→ Assigned task
Write out each line from the data below that includes the word "author".
++++ Record set
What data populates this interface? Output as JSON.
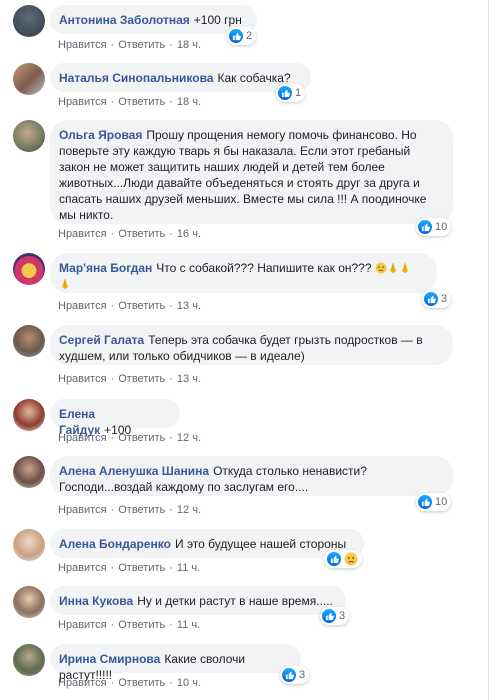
{
  "labels": {
    "like": "Нравится",
    "reply": "Ответить",
    "sep": "·"
  },
  "comments": [
    {
      "author": "Антонина Заболотная",
      "text": "+100 грн",
      "time": "18 ч.",
      "reactions": "2"
    },
    {
      "author": "Наталья Синопальникова",
      "text": "Как собачка?",
      "time": "18 ч.",
      "reactions": "1"
    },
    {
      "author": "Ольга Яровая",
      "text": "Прошу прощения немогу помочь финансово. Но поверьте эту каждую тварь я бы наказала. Если этот гребаный закон не может защитить наших людей и детей тем более животных...Люди давайте объеденяться и стоять друг за друга и спасать наших друзей меньших. Вместе мы сила !!! А поодиночке мы никто.",
      "time": "16 ч.",
      "reactions": "10"
    },
    {
      "author": "Мар'яна Богдан",
      "text": "Что с собакой??? Напишите как он???",
      "time": "13 ч.",
      "reactions": "3"
    },
    {
      "author": "Сергей Галата",
      "text": "Теперь эта собачка будет грызть подростков — в худшем, или только обидчиков — в идеале)",
      "time": "13 ч.",
      "reactions": ""
    },
    {
      "author": "Елена Гайдук",
      "text": "+100",
      "time": "12 ч.",
      "reactions": ""
    },
    {
      "author": "Алена Аленушка Шанина",
      "text": "Откуда столько ненависти? Господи...воздай каждому по заслугам его....",
      "time": "12 ч.",
      "reactions": "10"
    },
    {
      "author": "Алена Бондаренко",
      "text": "И это будущее нашей стороны",
      "time": "11 ч.",
      "reactions": ""
    },
    {
      "author": "Инна Кукова",
      "text": "Ну и детки растут в наше время.....",
      "time": "11 ч.",
      "reactions": "3"
    },
    {
      "author": "Ирина Смирнова",
      "text": "Какие сволочи растут!!!!!",
      "time": "10 ч.",
      "reactions": "3"
    }
  ],
  "colors": {
    "author": "#385898",
    "bubble": "#f2f3f5",
    "meta": "#606770",
    "like": "#1877f2"
  }
}
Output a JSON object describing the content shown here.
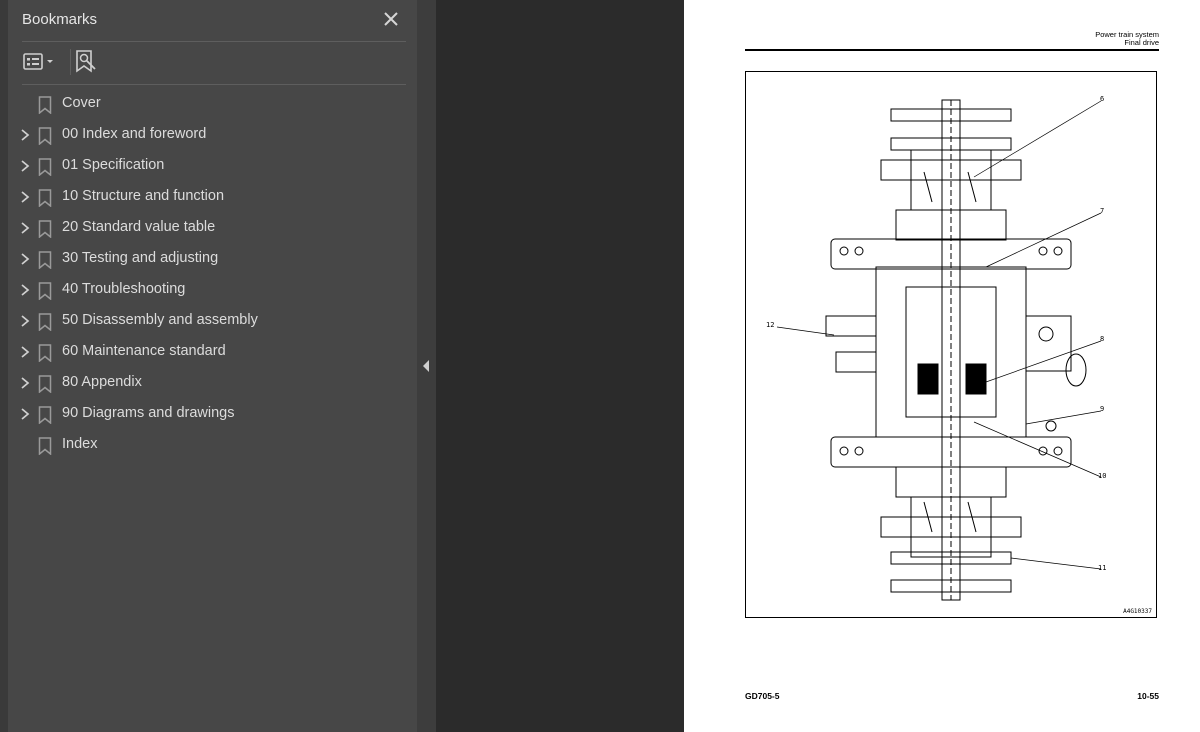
{
  "panel": {
    "title": "Bookmarks",
    "close_icon": "close-icon",
    "toolbar": [
      {
        "icon": "options-menu-icon"
      },
      {
        "icon": "find-bookmark-icon"
      }
    ]
  },
  "bookmarks": [
    {
      "label": "Cover",
      "expandable": false
    },
    {
      "label": "00 Index and foreword",
      "expandable": true
    },
    {
      "label": "01 Specification",
      "expandable": true
    },
    {
      "label": "10 Structure and function",
      "expandable": true
    },
    {
      "label": "20 Standard value table",
      "expandable": true
    },
    {
      "label": "30 Testing and adjusting",
      "expandable": true
    },
    {
      "label": "40 Troubleshooting",
      "expandable": true
    },
    {
      "label": "50 Disassembly and assembly",
      "expandable": true
    },
    {
      "label": "60 Maintenance standard",
      "expandable": true
    },
    {
      "label": "80 Appendix",
      "expandable": true
    },
    {
      "label": "90 Diagrams and drawings",
      "expandable": true
    },
    {
      "label": "Index",
      "expandable": false
    }
  ],
  "page": {
    "header_line1": "Power train system",
    "header_line2": "Final drive",
    "figure": {
      "callouts": [
        "6",
        "7",
        "12",
        "8",
        "9",
        "10",
        "11"
      ],
      "figure_id": "A4G10337"
    },
    "footer_left": "GD705-5",
    "footer_right": "10-55"
  },
  "colors": {
    "panel_bg": "#474747",
    "viewer_bg": "#2b2b2b",
    "text_light": "#dcdcdc",
    "icon_gray": "#9a9a9a"
  }
}
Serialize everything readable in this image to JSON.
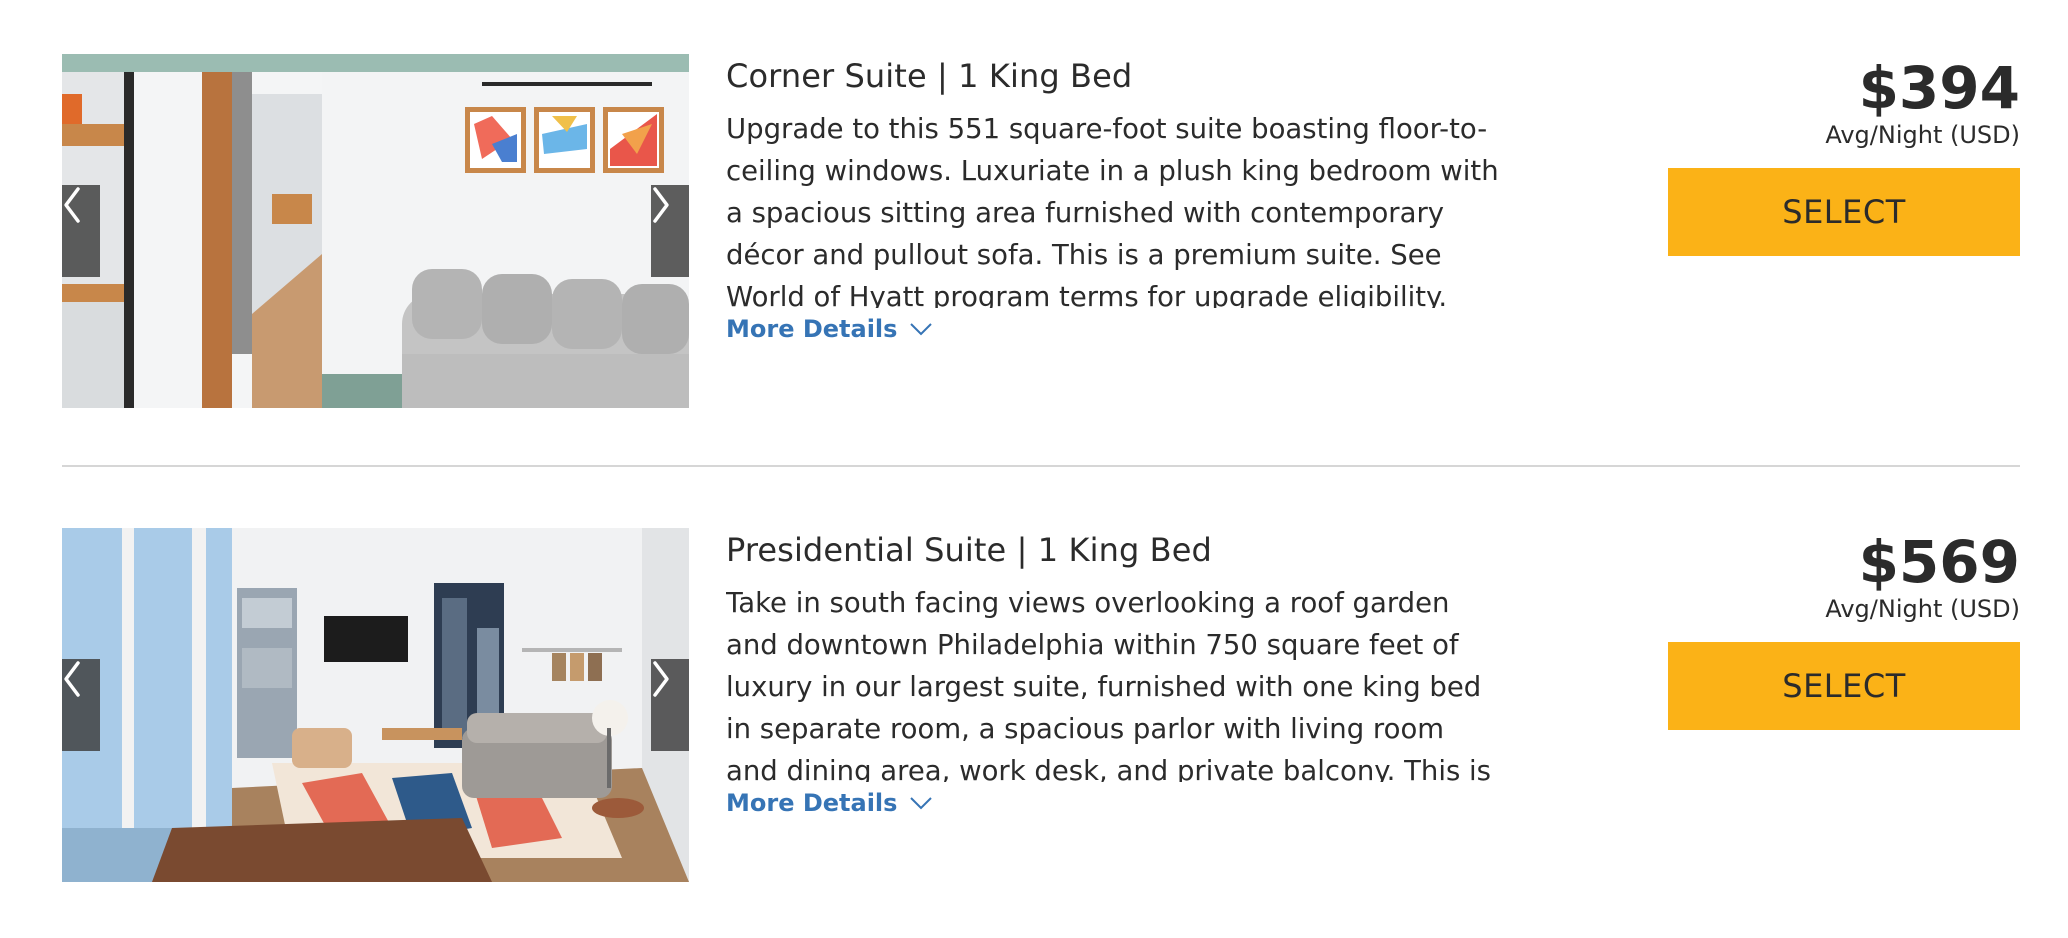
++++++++
→ Task answer
      "author": "Антонина Заболотная",
      "author": "Наталья Синопальникова",
      "author": "Ольга Яровая",
      "author": "Мар'яна Богдан",
      "author": "Сергей Галата",
      "author": "Елена Гайдук",
      "author": "Алена Аленушка Шанина",
      "author": "Алена Бондаренко",
      "author": "Инна Кукова",
      "author": "Ирина Смирнова",
    "author": "#385898",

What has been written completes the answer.